Exercise aim:
Type out the entries below again, character for character.

Records supplied:
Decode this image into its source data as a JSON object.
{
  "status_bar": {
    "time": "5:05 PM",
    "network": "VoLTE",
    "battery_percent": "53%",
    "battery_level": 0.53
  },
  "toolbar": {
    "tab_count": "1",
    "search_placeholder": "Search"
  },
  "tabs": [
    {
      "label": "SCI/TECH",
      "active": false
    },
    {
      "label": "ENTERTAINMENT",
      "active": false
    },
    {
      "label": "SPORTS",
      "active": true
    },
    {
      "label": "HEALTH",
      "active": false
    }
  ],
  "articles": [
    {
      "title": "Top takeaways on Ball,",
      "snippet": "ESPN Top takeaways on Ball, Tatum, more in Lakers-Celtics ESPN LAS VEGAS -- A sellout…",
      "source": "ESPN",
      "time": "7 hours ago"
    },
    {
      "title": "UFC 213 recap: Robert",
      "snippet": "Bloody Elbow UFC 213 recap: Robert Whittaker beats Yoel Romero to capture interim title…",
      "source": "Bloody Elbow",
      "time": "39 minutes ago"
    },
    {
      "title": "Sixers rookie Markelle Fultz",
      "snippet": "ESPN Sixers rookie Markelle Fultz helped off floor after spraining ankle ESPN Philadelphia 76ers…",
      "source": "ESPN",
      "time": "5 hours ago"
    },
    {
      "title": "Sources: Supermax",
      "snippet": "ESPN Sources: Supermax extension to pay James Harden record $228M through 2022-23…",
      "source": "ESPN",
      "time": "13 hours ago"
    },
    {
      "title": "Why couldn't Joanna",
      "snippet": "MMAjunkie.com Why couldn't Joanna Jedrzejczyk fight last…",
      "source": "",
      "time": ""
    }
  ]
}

Result of the exercise:
Decode this image into its source data as a JSON object.
{
  "status_bar": {
    "time": "5:05 PM",
    "network": "VoLTE",
    "battery_percent": "53%",
    "battery_level": 0.53
  },
  "toolbar": {
    "tab_count": "1",
    "search_placeholder": "Search"
  },
  "tabs": [
    {
      "label": "SCI/TECH",
      "active": false
    },
    {
      "label": "ENTERTAINMENT",
      "active": false
    },
    {
      "label": "SPORTS",
      "active": true
    },
    {
      "label": "HEALTH",
      "active": false
    }
  ],
  "articles": [
    {
      "title": "Top takeaways on Ball,",
      "snippet": "ESPN Top takeaways on Ball, Tatum, more in Lakers-Celtics ESPN LAS VEGAS -- A sellout…",
      "source": "ESPN",
      "time": "7 hours ago"
    },
    {
      "title": "UFC 213 recap: Robert",
      "snippet": "Bloody Elbow UFC 213 recap: Robert Whittaker beats Yoel Romero to capture interim title…",
      "source": "Bloody Elbow",
      "time": "39 minutes ago"
    },
    {
      "title": "Sixers rookie Markelle Fultz",
      "snippet": "ESPN Sixers rookie Markelle Fultz helped off floor after spraining ankle ESPN Philadelphia 76ers…",
      "source": "ESPN",
      "time": "5 hours ago"
    },
    {
      "title": "Sources: Supermax",
      "snippet": "ESPN Sources: Supermax extension to pay James Harden record $228M through 2022-23…",
      "source": "ESPN",
      "time": "13 hours ago"
    },
    {
      "title": "Why couldn't Joanna",
      "snippet": "MMAjunkie.com Why couldn't Joanna Jedrzejczyk fight last…",
      "source": "",
      "time": ""
    }
  ]
}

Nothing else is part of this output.